After almost two years, just before her second Christmas, Sienna went home again, and since then has been in and out of hospital – this year is the first time she and her mum, Mandy, have spent more time at home than in the hospital. But her hospital bag is always packed and she is readmitted every time she falls even slightly unwell, for anything between three days and three weeks each time.


Mandy spoke to us about Sienna’s difficult start to life and how the CW+ MediCinema has helped:


“It’s so hard to describe what our lives are like as they’re just our lives – we both lived for nearly her first two years 100% in the hospital, and still practically live there now. Sienna knows it better than home, and it is so hard to be or do anything other people would class as ‘normal’.


It is difficult to describe what spending 24 hours in one room for 4-6 weeks does to a toddler and means as a parent, on top of the worry and stress. Everything you know and can do is shrunk into that space and four walls, you forget there’s life outside, boredom takes over, what there is to talk about dries up, and Sienna’s behavior changes. The CW+ MediCinema has been a lifeline for us throughout: coming out of that to go to the cinema always gives Sienna the break she, and I, need to cope.

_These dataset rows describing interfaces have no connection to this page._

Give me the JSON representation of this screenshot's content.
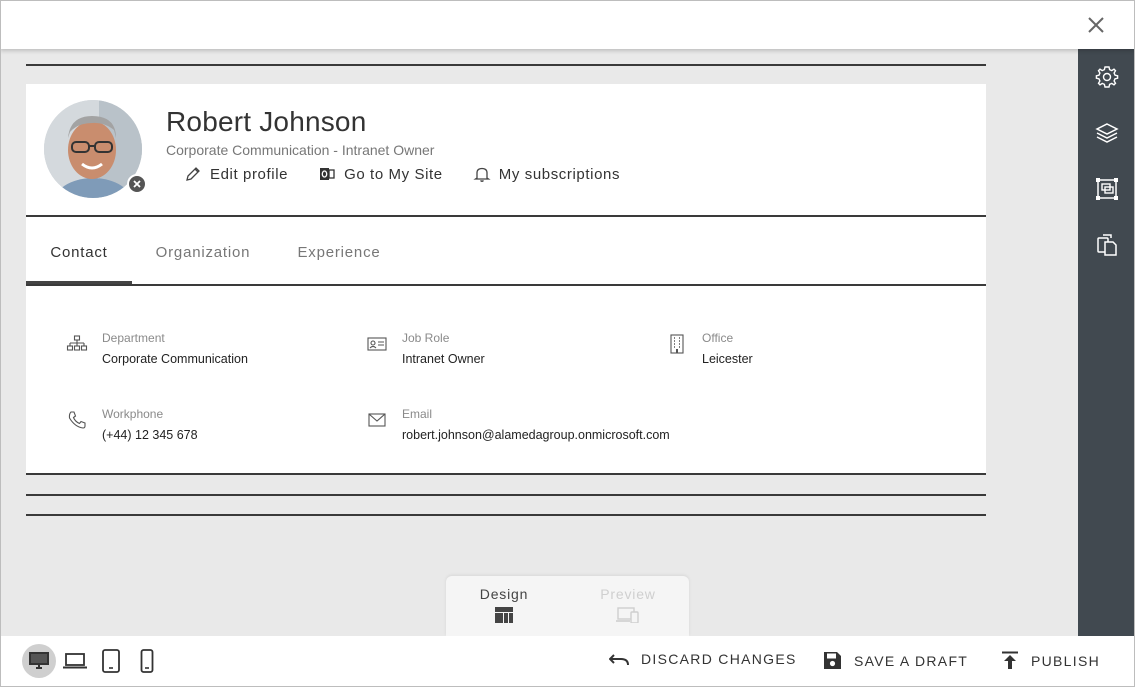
{
  "profile": {
    "name": "Robert Johnson",
    "subtitle": "Corporate Communication - Intranet Owner",
    "actions": [
      {
        "label": "Edit profile",
        "icon": "pencil-icon"
      },
      {
        "label": "Go to My Site",
        "icon": "outlook-icon"
      },
      {
        "label": "My subscriptions",
        "icon": "bell-icon"
      }
    ]
  },
  "tabs": [
    {
      "label": "Contact",
      "active": true
    },
    {
      "label": "Organization",
      "active": false
    },
    {
      "label": "Experience",
      "active": false
    }
  ],
  "fields": [
    {
      "label": "Department",
      "value": "Corporate Communication",
      "icon": "org-chart-icon"
    },
    {
      "label": "Job Role",
      "value": "Intranet Owner",
      "icon": "id-card-icon"
    },
    {
      "label": "Office",
      "value": "Leicester",
      "icon": "building-icon"
    },
    {
      "label": "Workphone",
      "value": "(+44) 12 345 678",
      "icon": "phone-icon"
    },
    {
      "label": "Email",
      "value": "robert.johnson@alamedagroup.onmicrosoft.com",
      "icon": "mail-icon"
    }
  ],
  "sidebar": {
    "items": [
      {
        "icon": "settings-icon"
      },
      {
        "icon": "layers-icon"
      },
      {
        "icon": "select-frame-icon"
      },
      {
        "icon": "copy-icon"
      }
    ]
  },
  "mode_toggle": {
    "design_label": "Design",
    "preview_label": "Preview",
    "active": "Design"
  },
  "bottombar": {
    "devices": [
      "desktop",
      "laptop",
      "tablet",
      "phone"
    ],
    "active_device": "desktop",
    "discard_label": "DISCARD CHANGES",
    "save_label": "SAVE A DRAFT",
    "publish_label": "PUBLISH"
  },
  "colors": {
    "sidebar_bg": "#414950",
    "canvas_bg": "#e9e9e9",
    "text_primary": "#333333",
    "text_muted": "#777777"
  }
}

The first time we went to the CW+ MediCinema – and we’ve been so many I’ve lost count! – Sienna had just come back from the intensive care unit having had life threatening sepsis. She was very ill and needed lots of treatment in isolation and then on the ward, and every bit of treatment she had to have was a battle. But that first time in the cinema, the nurse had to give her an IV antibiotic half way through the film, and she was so distracted and happy it was easy – she didn’t even notice.


When your life is so out of the ordinary, the CW+ MediCinema offers us a welcome escape, that precious normality that ordinary families experience – doing something together as a family, laughing, enjoying, just being, not medical. Where she can’t play with other children, Sienna can go to the cinema with them, and escape into the brightly coloured chairs and the film. Paddington has been her absolute favourite so far!

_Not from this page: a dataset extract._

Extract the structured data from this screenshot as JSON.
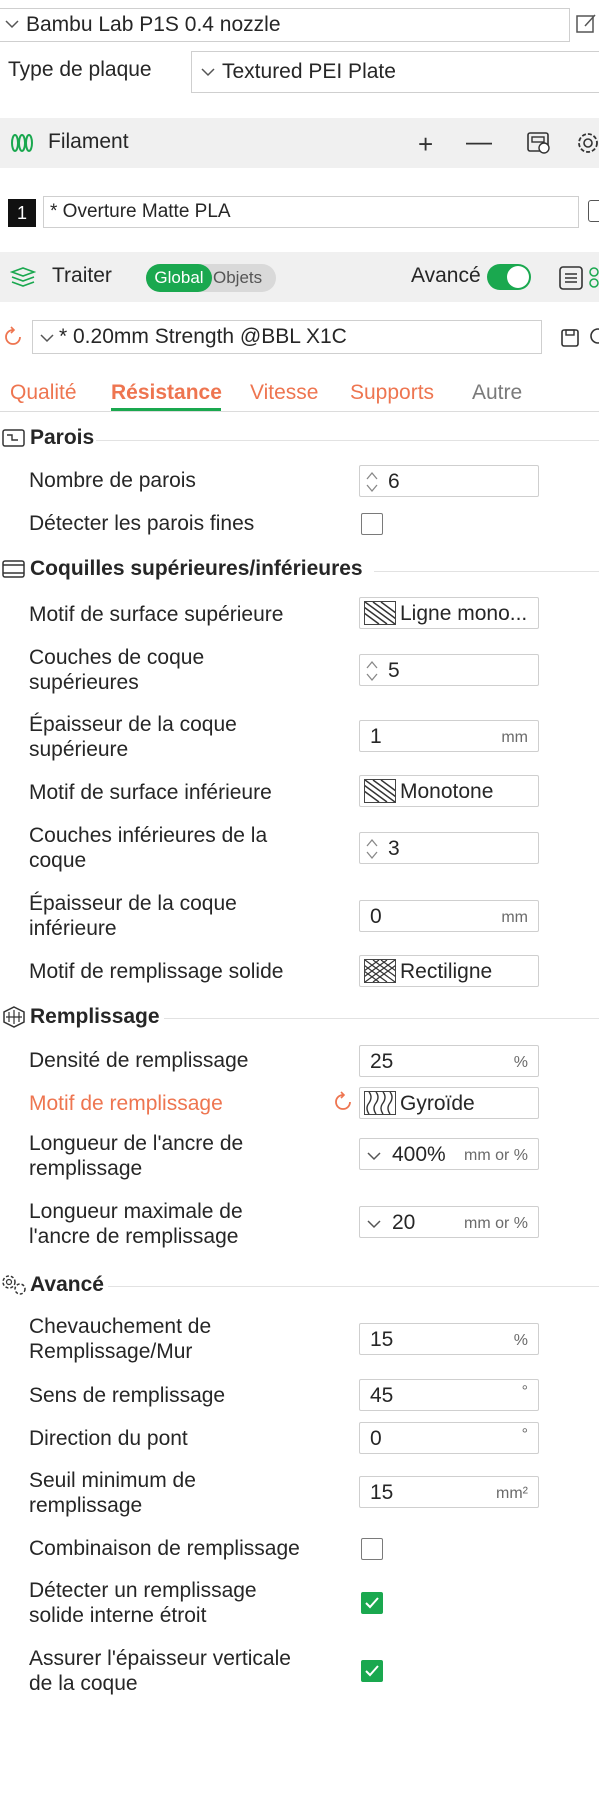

From the moment the cinema manager does their ward round in the afternoon to tell us what’s showing, the atmosphere in the ward completely changes – it lifts Sienna and her friends’ moods to know they’re getting off the ward and coming to the cinema – there’s something to look forward to, from the walk up to the cinema, to the colourful seats and real cinema experience, to the film.


It is so hard to start conversations, and to make friends, when you’re in hospital for such a long time – you run out of things to talk about – but relationships are what keep you sane. And the CW+ MediCinema has been such an important part of that for me and Sienna, giving us something to talk about together and with other families that is neutral, normal and fun. For me, the walk back after the film has always been one of the highlights for that very reason. I would never have got through the last four years without those friendships – and discussing the film afterwards has been so important in helping me and Sienna build them. Sienna’s made some very close friends, one in particular, through the cinema – and we see him and his family regularly, even outside of hospital.


For me as a parent of a very sick child, the adult screenings have also been a godsend. I can get away for a few hours, safe in the knowledge that Sienna is sleeping downstairs and I am only 60 seconds away should anything happen – but I can escape, switch off, relax and have some time to myself for once. I hadn’t been to the cinema for three years until I went to the CW+ MediCinema on my own last year – and it was just what I needed. Now I go whenever I can when Sienna’s in, and have some all-important ‘me time’ for once.


"People underestimate the importance of laughter and normality – and that is just what the CW+ MediCinema has meant to Sienna and I – but it is so much more than that."


Sienna starts school this autumn, and while Mandy is anticipating that the exposure to other kids and their illnesses will mean more time in hospital for Sienna, we wish her all the best of luck and will be there to welcome her for a movie when she is in!